China’s decision to remove an oil rig from waters disputed by Vietnam has stirred a considerable degree of attention, almost as much as China’s decision to deploy the oil rig in the first place. Should the move be understood as indicative of a Chinese lack of nerve? Did the policy to intimidate Vietnam fail? Did Vietnamese legal and military efforts force China to “blink” and thus rethink its maritime resource strategy in the region?
As I’ve argued many times in this space and others , policymakers and analysts waste an inordinate amount of time thinking about the reputational costs of their actions. A reputation for resolve supposedly contributes to credibility, which impresses friends and deters potential foes from doing things that we don’t like.
The Nation’s coverage of the Ukraine crisis has been legendarily bad, but this article may be the worst yet.
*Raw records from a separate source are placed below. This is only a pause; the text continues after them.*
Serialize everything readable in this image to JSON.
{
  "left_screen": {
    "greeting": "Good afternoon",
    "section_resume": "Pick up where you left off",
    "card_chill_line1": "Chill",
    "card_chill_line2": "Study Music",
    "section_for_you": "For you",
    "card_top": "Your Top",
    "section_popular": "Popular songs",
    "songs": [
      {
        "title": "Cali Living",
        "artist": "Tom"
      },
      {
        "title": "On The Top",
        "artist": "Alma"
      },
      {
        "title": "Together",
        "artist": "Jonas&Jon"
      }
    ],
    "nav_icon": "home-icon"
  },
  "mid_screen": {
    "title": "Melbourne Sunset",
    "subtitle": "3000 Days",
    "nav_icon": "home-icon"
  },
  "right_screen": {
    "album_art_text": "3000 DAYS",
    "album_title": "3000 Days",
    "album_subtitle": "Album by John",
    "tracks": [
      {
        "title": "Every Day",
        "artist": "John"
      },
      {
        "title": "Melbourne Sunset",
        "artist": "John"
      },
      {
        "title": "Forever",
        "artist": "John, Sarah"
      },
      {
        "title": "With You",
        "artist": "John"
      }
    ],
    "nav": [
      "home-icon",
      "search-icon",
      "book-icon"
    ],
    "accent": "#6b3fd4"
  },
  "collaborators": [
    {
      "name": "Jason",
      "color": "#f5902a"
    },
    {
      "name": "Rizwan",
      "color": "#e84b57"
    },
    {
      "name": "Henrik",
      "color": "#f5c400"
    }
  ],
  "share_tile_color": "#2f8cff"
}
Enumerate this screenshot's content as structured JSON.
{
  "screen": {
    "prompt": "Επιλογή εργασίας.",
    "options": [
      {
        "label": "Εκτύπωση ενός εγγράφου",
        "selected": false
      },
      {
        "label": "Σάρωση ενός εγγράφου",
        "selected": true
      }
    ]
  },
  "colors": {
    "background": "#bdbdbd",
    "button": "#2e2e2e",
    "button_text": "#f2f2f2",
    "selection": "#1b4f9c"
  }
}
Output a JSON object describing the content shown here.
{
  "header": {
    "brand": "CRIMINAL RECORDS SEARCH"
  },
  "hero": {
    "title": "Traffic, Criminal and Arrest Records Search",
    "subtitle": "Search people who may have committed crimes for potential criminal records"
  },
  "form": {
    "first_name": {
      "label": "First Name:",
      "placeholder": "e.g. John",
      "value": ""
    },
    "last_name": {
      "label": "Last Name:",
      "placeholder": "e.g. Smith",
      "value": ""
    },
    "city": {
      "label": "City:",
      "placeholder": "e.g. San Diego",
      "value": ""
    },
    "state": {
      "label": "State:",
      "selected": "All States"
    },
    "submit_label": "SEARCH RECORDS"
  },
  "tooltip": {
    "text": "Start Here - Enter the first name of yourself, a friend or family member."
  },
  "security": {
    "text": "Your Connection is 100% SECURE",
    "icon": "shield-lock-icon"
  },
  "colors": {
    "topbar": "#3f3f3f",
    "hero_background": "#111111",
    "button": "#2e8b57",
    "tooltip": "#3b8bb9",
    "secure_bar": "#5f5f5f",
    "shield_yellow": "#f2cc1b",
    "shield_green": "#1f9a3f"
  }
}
In the process of wondering why traditional critics of American foreign policy have struggled to overcome the queasy feeling of associating with Vladimir Putin, Gilbert Doctorow chastises Noam Chomsky for being insufficiently quick on the trigger (“holding his silence until his distaste for American bullying of Russia and its aggressive hypocrisy outweighed his distaste for what he construed [my emphasis] as Mr. Putin’s authoritarian regime”), suggests that Robert Levgold would be more critical, were it not for fear of his colleagues, and argues, in apparently unironic terms, that Stephen Cohen has taken on the mantle of “Great American Dissident.”
None of that beats this paragraph, though:
If Putin can rise to the challenge and, on the strength of his overwhelming popularity, rein in the oligarchs further, curb corruption more and successfully launch the reindustrialization that import substitution invites, he will finally diversify the economy away from mineral extraction and Russia may genuinely prosper. This in turn will take the country along its way on the path to full-fledged democracy.
Yep. Some might think that joining the WTO, encouraging heavy FDI, increasing gas production, and launching a wide-ranging assault on civil liberties are odd ways to achieve import substitution, move away from mineral extraction, pursue a path to full-fledged democracy. But then, I lack the insight of the editors of the Nation.
Let’s be as clear as possible; Katrina vanden Heuvel is making some egregiously bad decisions by allowing Stephen Cohen to manage the direction of Russia coverage in the Nation. It’s going to cause longterm damage to the magazine, and those who are in anyway close to the decision-making of the editorial board should do their best to limit this damage.
Until two weeks ago, Steven Salaita was heading to a job at the University of Illinois as a professor of American Indian Studies. He had already resigned from his position at Virginia Tech; everything seemed sewn up. Now the chancellor of the University of Illinois has overturned Salaita’s appointment and rescinded the offer. Because of Israel.